◆ EXERCISE REQUIREMENTS: Leaving out all images, write out the records that follow exactly.

◆ App and web page records:

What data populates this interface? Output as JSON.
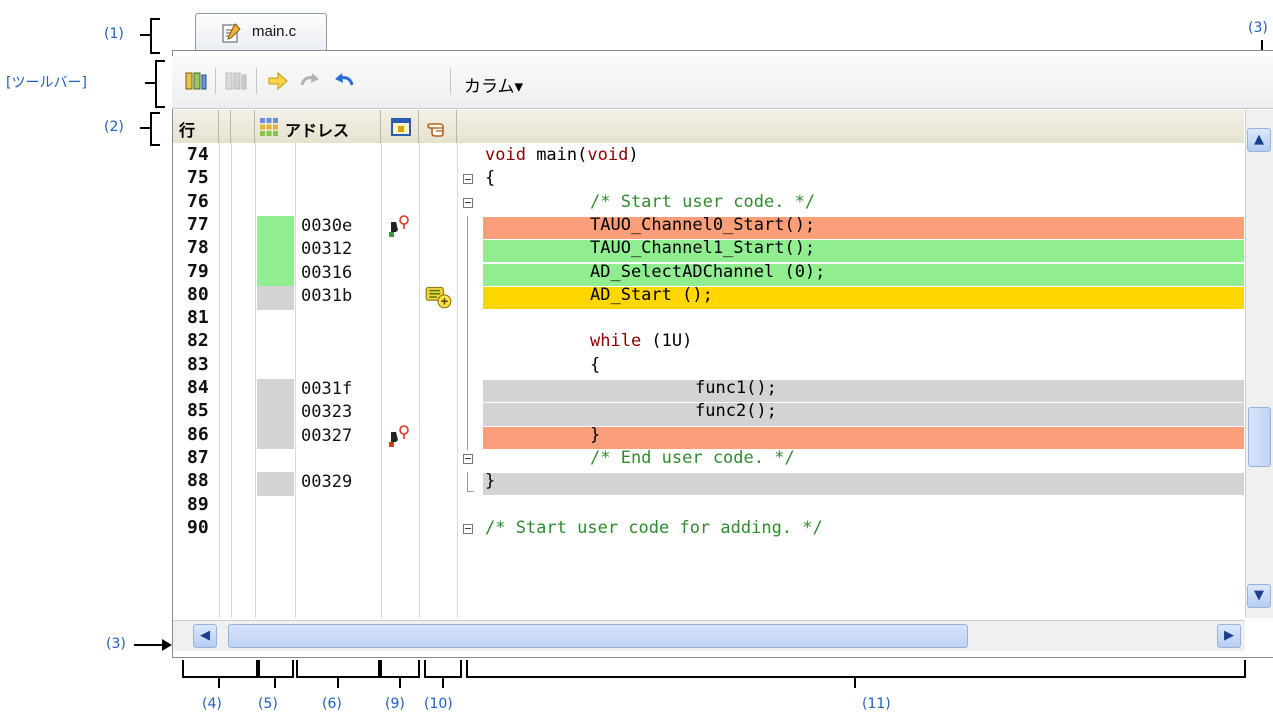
{
  "tab": {
    "label": "main.c",
    "icon": "source-file-icon"
  },
  "annotations": {
    "a1": "(1)",
    "toolbar": "[ツールバー]",
    "a2": "(2)",
    "a3_top": "(3)",
    "a3_left": "(3)",
    "a4": "(4)",
    "a5": "(5)",
    "a6": "(6)",
    "a9": "(9)",
    "a10": "(10)",
    "a11": "(11)"
  },
  "toolbar": {
    "buttons": [
      "go-to-disassemble-icon",
      "go-to-disassemble-disabled-icon",
      "current-pc-arrow-icon",
      "forward-icon",
      "back-icon"
    ],
    "column_label": "カラム▾"
  },
  "header": {
    "line_label": "行",
    "address_label": "アドレス"
  },
  "colors": {
    "breakpoint_hit": "#fb9f7a",
    "coverage_full": "#90ee90",
    "current_pc": "#ffd700",
    "executed": "#d3d3d3",
    "keyword": "#8b0000",
    "comment": "#2e8b2e"
  },
  "rows": [
    {
      "line": "74",
      "addr": "",
      "cov": "",
      "bar": "",
      "code": [
        {
          "t": "void",
          "c": "kw"
        },
        {
          "t": " main(",
          "c": ""
        },
        {
          "t": "void",
          "c": "kw"
        },
        {
          "t": ")",
          "c": ""
        }
      ],
      "fold": "",
      "ind": 0,
      "mark": ""
    },
    {
      "line": "75",
      "addr": "",
      "cov": "",
      "bar": "",
      "code": [
        {
          "t": "{",
          "c": ""
        }
      ],
      "fold": "minus",
      "ind": 0,
      "mark": ""
    },
    {
      "line": "76",
      "addr": "",
      "cov": "",
      "bar": "",
      "code": [
        {
          "t": "/* Start user code. */",
          "c": "cm"
        }
      ],
      "fold": "minus",
      "ind": 1,
      "mark": ""
    },
    {
      "line": "77",
      "addr": "0030e",
      "cov": "green",
      "bar": "salmon",
      "code": [
        {
          "t": "TAUO_Channel0_Start();",
          "c": ""
        }
      ],
      "fold": "",
      "ind": 1,
      "mark": "bp"
    },
    {
      "line": "78",
      "addr": "00312",
      "cov": "green",
      "bar": "green",
      "code": [
        {
          "t": "TAUO_Channel1_Start();",
          "c": ""
        }
      ],
      "fold": "",
      "ind": 1,
      "mark": ""
    },
    {
      "line": "79",
      "addr": "00316",
      "cov": "green",
      "bar": "green",
      "code": [
        {
          "t": "AD_SelectADChannel (0);",
          "c": ""
        }
      ],
      "fold": "",
      "ind": 1,
      "mark": ""
    },
    {
      "line": "80",
      "addr": "0031b",
      "cov": "gray",
      "bar": "gold",
      "code": [
        {
          "t": "AD_Start ();",
          "c": ""
        }
      ],
      "fold": "",
      "ind": 1,
      "mark": "pc"
    },
    {
      "line": "81",
      "addr": "",
      "cov": "",
      "bar": "",
      "code": [],
      "fold": "",
      "ind": 1,
      "mark": ""
    },
    {
      "line": "82",
      "addr": "",
      "cov": "",
      "bar": "",
      "code": [
        {
          "t": "while",
          "c": "kw"
        },
        {
          "t": " (1U)",
          "c": ""
        }
      ],
      "fold": "",
      "ind": 1,
      "mark": ""
    },
    {
      "line": "83",
      "addr": "",
      "cov": "",
      "bar": "",
      "code": [
        {
          "t": "{",
          "c": ""
        }
      ],
      "fold": "",
      "ind": 1,
      "mark": ""
    },
    {
      "line": "84",
      "addr": "0031f",
      "cov": "gray",
      "bar": "gray",
      "code": [
        {
          "t": "func1();",
          "c": ""
        }
      ],
      "fold": "",
      "ind": 2,
      "mark": ""
    },
    {
      "line": "85",
      "addr": "00323",
      "cov": "gray",
      "bar": "gray",
      "code": [
        {
          "t": "func2();",
          "c": ""
        }
      ],
      "fold": "",
      "ind": 2,
      "mark": ""
    },
    {
      "line": "86",
      "addr": "00327",
      "cov": "gray",
      "bar": "salmon",
      "code": [
        {
          "t": "}",
          "c": ""
        }
      ],
      "fold": "",
      "ind": 1,
      "mark": "bp2"
    },
    {
      "line": "87",
      "addr": "",
      "cov": "",
      "bar": "",
      "code": [
        {
          "t": "/* End user code. */",
          "c": "cm"
        }
      ],
      "fold": "minus",
      "ind": 1,
      "mark": ""
    },
    {
      "line": "88",
      "addr": "00329",
      "cov": "gray",
      "bar": "gray",
      "code": [
        {
          "t": "}",
          "c": ""
        }
      ],
      "fold": "end",
      "ind": 0,
      "mark": ""
    },
    {
      "line": "89",
      "addr": "",
      "cov": "",
      "bar": "",
      "code": [],
      "fold": "",
      "ind": 0,
      "mark": ""
    },
    {
      "line": "90",
      "addr": "",
      "cov": "",
      "bar": "",
      "code": [
        {
          "t": "/* Start user code for adding. */",
          "c": "cm"
        }
      ],
      "fold": "minus",
      "ind": 0,
      "mark": ""
    }
  ]
}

◆ FINISHED EXERCISE:
What data populates this interface? Output as JSON.
{
  "tab": {
    "label": "main.c",
    "icon": "source-file-icon"
  },
  "annotations": {
    "a1": "(1)",
    "toolbar": "[ツールバー]",
    "a2": "(2)",
    "a3_top": "(3)",
    "a3_left": "(3)",
    "a4": "(4)",
    "a5": "(5)",
    "a6": "(6)",
    "a9": "(9)",
    "a10": "(10)",
    "a11": "(11)"
  },
  "toolbar": {
    "buttons": [
      "go-to-disassemble-icon",
      "go-to-disassemble-disabled-icon",
      "current-pc-arrow-icon",
      "forward-icon",
      "back-icon"
    ],
    "column_label": "カラム▾"
  },
  "header": {
    "line_label": "行",
    "address_label": "アドレス"
  },
  "colors": {
    "breakpoint_hit": "#fb9f7a",
    "coverage_full": "#90ee90",
    "current_pc": "#ffd700",
    "executed": "#d3d3d3",
    "keyword": "#8b0000",
    "comment": "#2e8b2e"
  },
  "rows": [
    {
      "line": "74",
      "addr": "",
      "cov": "",
      "bar": "",
      "code": [
        {
          "t": "void",
          "c": "kw"
        },
        {
          "t": " main(",
          "c": ""
        },
        {
          "t": "void",
          "c": "kw"
        },
        {
          "t": ")",
          "c": ""
        }
      ],
      "fold": "",
      "ind": 0,
      "mark": ""
    },
    {
      "line": "75",
      "addr": "",
      "cov": "",
      "bar": "",
      "code": [
        {
          "t": "{",
          "c": ""
        }
      ],
      "fold": "minus",
      "ind": 0,
      "mark": ""
    },
    {
      "line": "76",
      "addr": "",
      "cov": "",
      "bar": "",
      "code": [
        {
          "t": "/* Start user code. */",
          "c": "cm"
        }
      ],
      "fold": "minus",
      "ind": 1,
      "mark": ""
    },
    {
      "line": "77",
      "addr": "0030e",
      "cov": "green",
      "bar": "salmon",
      "code": [
        {
          "t": "TAUO_Channel0_Start();",
          "c": ""
        }
      ],
      "fold": "",
      "ind": 1,
      "mark": "bp"
    },
    {
      "line": "78",
      "addr": "00312",
      "cov": "green",
      "bar": "green",
      "code": [
        {
          "t": "TAUO_Channel1_Start();",
          "c": ""
        }
      ],
      "fold": "",
      "ind": 1,
      "mark": ""
    },
    {
      "line": "79",
      "addr": "00316",
      "cov": "green",
      "bar": "green",
      "code": [
        {
          "t": "AD_SelectADChannel (0);",
          "c": ""
        }
      ],
      "fold": "",
      "ind": 1,
      "mark": ""
    },
    {
      "line": "80",
      "addr": "0031b",
      "cov": "gray",
      "bar": "gold",
      "code": [
        {
          "t": "AD_Start ();",
          "c": ""
        }
      ],
      "fold": "",
      "ind": 1,
      "mark": "pc"
    },
    {
      "line": "81",
      "addr": "",
      "cov": "",
      "bar": "",
      "code": [],
      "fold": "",
      "ind": 1,
      "mark": ""
    },
    {
      "line": "82",
      "addr": "",
      "cov": "",
      "bar": "",
      "code": [
        {
          "t": "while",
          "c": "kw"
        },
        {
          "t": " (1U)",
          "c": ""
        }
      ],
      "fold": "",
      "ind": 1,
      "mark": ""
    },
    {
      "line": "83",
      "addr": "",
      "cov": "",
      "bar": "",
      "code": [
        {
          "t": "{",
          "c": ""
        }
      ],
      "fold": "",
      "ind": 1,
      "mark": ""
    },
    {
      "line": "84",
      "addr": "0031f",
      "cov": "gray",
      "bar": "gray",
      "code": [
        {
          "t": "func1();",
          "c": ""
        }
      ],
      "fold": "",
      "ind": 2,
      "mark": ""
    },
    {
      "line": "85",
      "addr": "00323",
      "cov": "gray",
      "bar": "gray",
      "code": [
        {
          "t": "func2();",
          "c": ""
        }
      ],
      "fold": "",
      "ind": 2,
      "mark": ""
    },
    {
      "line": "86",
      "addr": "00327",
      "cov": "gray",
      "bar": "salmon",
      "code": [
        {
          "t": "}",
          "c": ""
        }
      ],
      "fold": "",
      "ind": 1,
      "mark": "bp2"
    },
    {
      "line": "87",
      "addr": "",
      "cov": "",
      "bar": "",
      "code": [
        {
          "t": "/* End user code. */",
          "c": "cm"
        }
      ],
      "fold": "minus",
      "ind": 1,
      "mark": ""
    },
    {
      "line": "88",
      "addr": "00329",
      "cov": "gray",
      "bar": "gray",
      "code": [
        {
          "t": "}",
          "c": ""
        }
      ],
      "fold": "end",
      "ind": 0,
      "mark": ""
    },
    {
      "line": "89",
      "addr": "",
      "cov": "",
      "bar": "",
      "code": [],
      "fold": "",
      "ind": 0,
      "mark": ""
    },
    {
      "line": "90",
      "addr": "",
      "cov": "",
      "bar": "",
      "code": [
        {
          "t": "/* Start user code for adding. */",
          "c": "cm"
        }
      ],
      "fold": "minus",
      "ind": 0,
      "mark": ""
    }
  ]
}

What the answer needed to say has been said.